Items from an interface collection
=-=-=
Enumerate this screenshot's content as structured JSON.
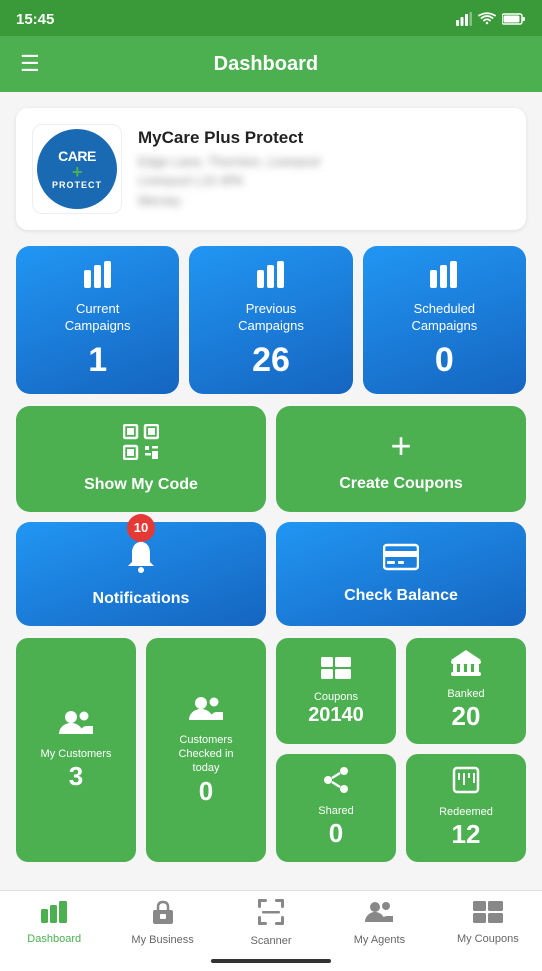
{
  "statusBar": {
    "time": "15:45",
    "signal": "📶",
    "wifi": "📶",
    "battery": "🔋"
  },
  "header": {
    "title": "Dashboard",
    "menuIcon": "☰"
  },
  "profile": {
    "name": "MyCare Plus Protect",
    "addressLine1": "Edge Lane, Thornton, Liverpool",
    "addressLine2": "Liverpool L10 4PA",
    "addressLine3": "Mersey"
  },
  "campaigns": [
    {
      "label": "Current\nCampaigns",
      "count": "1"
    },
    {
      "label": "Previous\nCampaigns",
      "count": "26"
    },
    {
      "label": "Scheduled\nCampaigns",
      "count": "0"
    }
  ],
  "actions": [
    {
      "id": "show-my-code",
      "label": "Show My Code",
      "icon": "qr"
    },
    {
      "id": "create-coupons",
      "label": "Create Coupons",
      "icon": "plus"
    },
    {
      "id": "notifications",
      "label": "Notifications",
      "icon": "bell",
      "badge": "10"
    },
    {
      "id": "check-balance",
      "label": "Check Balance",
      "icon": "card"
    }
  ],
  "stats": {
    "myCustomers": {
      "label": "My Customers",
      "count": "3"
    },
    "checkedIn": {
      "label": "Customers Checked in today",
      "count": "0"
    },
    "coupons": {
      "label": "Coupons",
      "count": "20140"
    },
    "banked": {
      "label": "Banked",
      "count": "20"
    },
    "shared": {
      "label": "Shared",
      "count": "0"
    },
    "redeemed": {
      "label": "Redeemed",
      "count": "12"
    }
  },
  "bottomNav": [
    {
      "id": "dashboard",
      "label": "Dashboard",
      "active": true
    },
    {
      "id": "my-business",
      "label": "My Business",
      "active": false
    },
    {
      "id": "scanner",
      "label": "Scanner",
      "active": false
    },
    {
      "id": "my-agents",
      "label": "My Agents",
      "active": false
    },
    {
      "id": "my-coupons",
      "label": "My Coupons",
      "active": false
    }
  ]
}
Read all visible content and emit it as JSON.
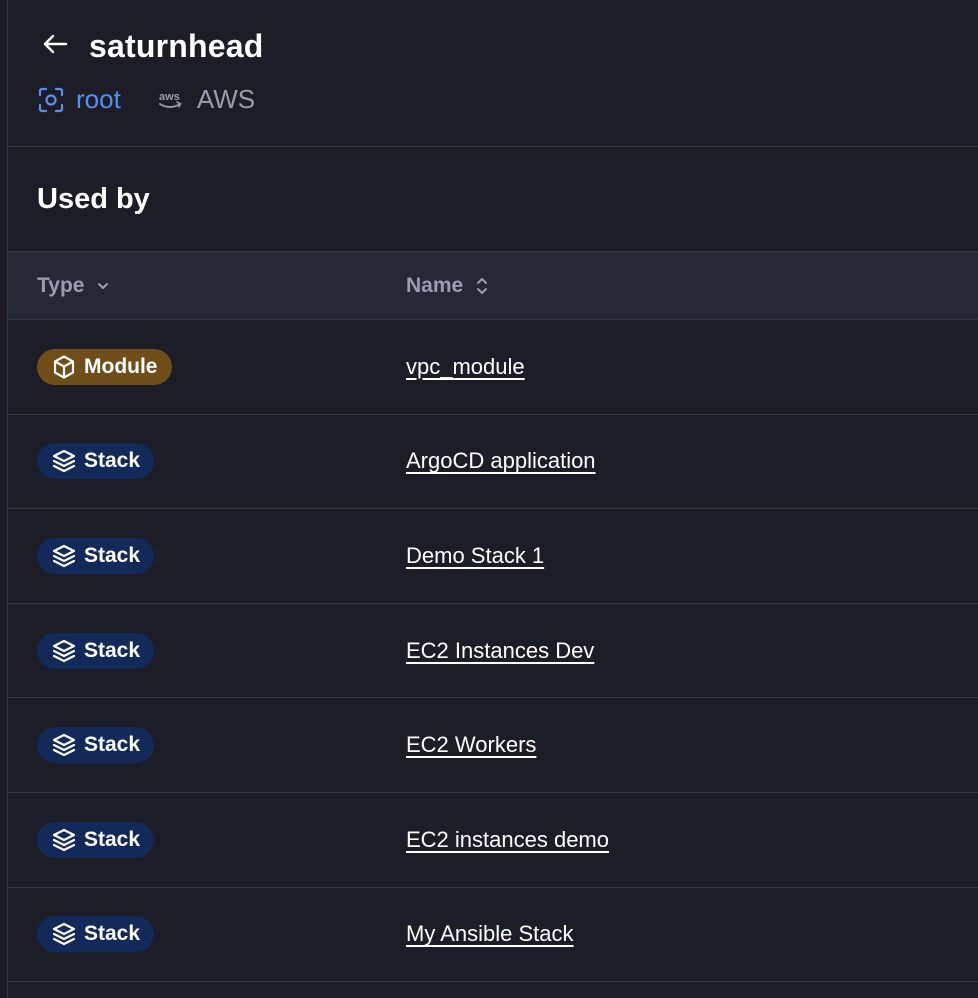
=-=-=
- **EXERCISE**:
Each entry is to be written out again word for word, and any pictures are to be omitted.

- **EXERCISE RESULT**:
Enumerate this screenshot's content as structured JSON.
{
  "statusBar": {
    "time": "15:45",
    "signal": "📶",
    "wifi": "📶",
    "battery": "🔋"
  },
  "header": {
    "title": "Dashboard",
    "menuIcon": "☰"
  },
  "profile": {
    "name": "MyCare Plus Protect",
    "addressLine1": "Edge Lane, Thornton, Liverpool",
    "addressLine2": "Liverpool L10 4PA",
    "addressLine3": "Mersey"
  },
  "campaigns": [
    {
      "label": "Current\nCampaigns",
      "count": "1"
    },
    {
      "label": "Previous\nCampaigns",
      "count": "26"
    },
    {
      "label": "Scheduled\nCampaigns",
      "count": "0"
    }
  ],
  "actions": [
    {
      "id": "show-my-code",
      "label": "Show My Code",
      "icon": "qr"
    },
    {
      "id": "create-coupons",
      "label": "Create Coupons",
      "icon": "plus"
    },
    {
      "id": "notifications",
      "label": "Notifications",
      "icon": "bell",
      "badge": "10"
    },
    {
      "id": "check-balance",
      "label": "Check Balance",
      "icon": "card"
    }
  ],
  "stats": {
    "myCustomers": {
      "label": "My Customers",
      "count": "3"
    },
    "checkedIn": {
      "label": "Customers Checked in today",
      "count": "0"
    },
    "coupons": {
      "label": "Coupons",
      "count": "20140"
    },
    "banked": {
      "label": "Banked",
      "count": "20"
    },
    "shared": {
      "label": "Shared",
      "count": "0"
    },
    "redeemed": {
      "label": "Redeemed",
      "count": "12"
    }
  },
  "bottomNav": [
    {
      "id": "dashboard",
      "label": "Dashboard",
      "active": true
    },
    {
      "id": "my-business",
      "label": "My Business",
      "active": false
    },
    {
      "id": "scanner",
      "label": "Scanner",
      "active": false
    },
    {
      "id": "my-agents",
      "label": "My Agents",
      "active": false
    },
    {
      "id": "my-coupons",
      "label": "My Coupons",
      "active": false
    }
  ]
}
Read all visible content and emit it as JSON.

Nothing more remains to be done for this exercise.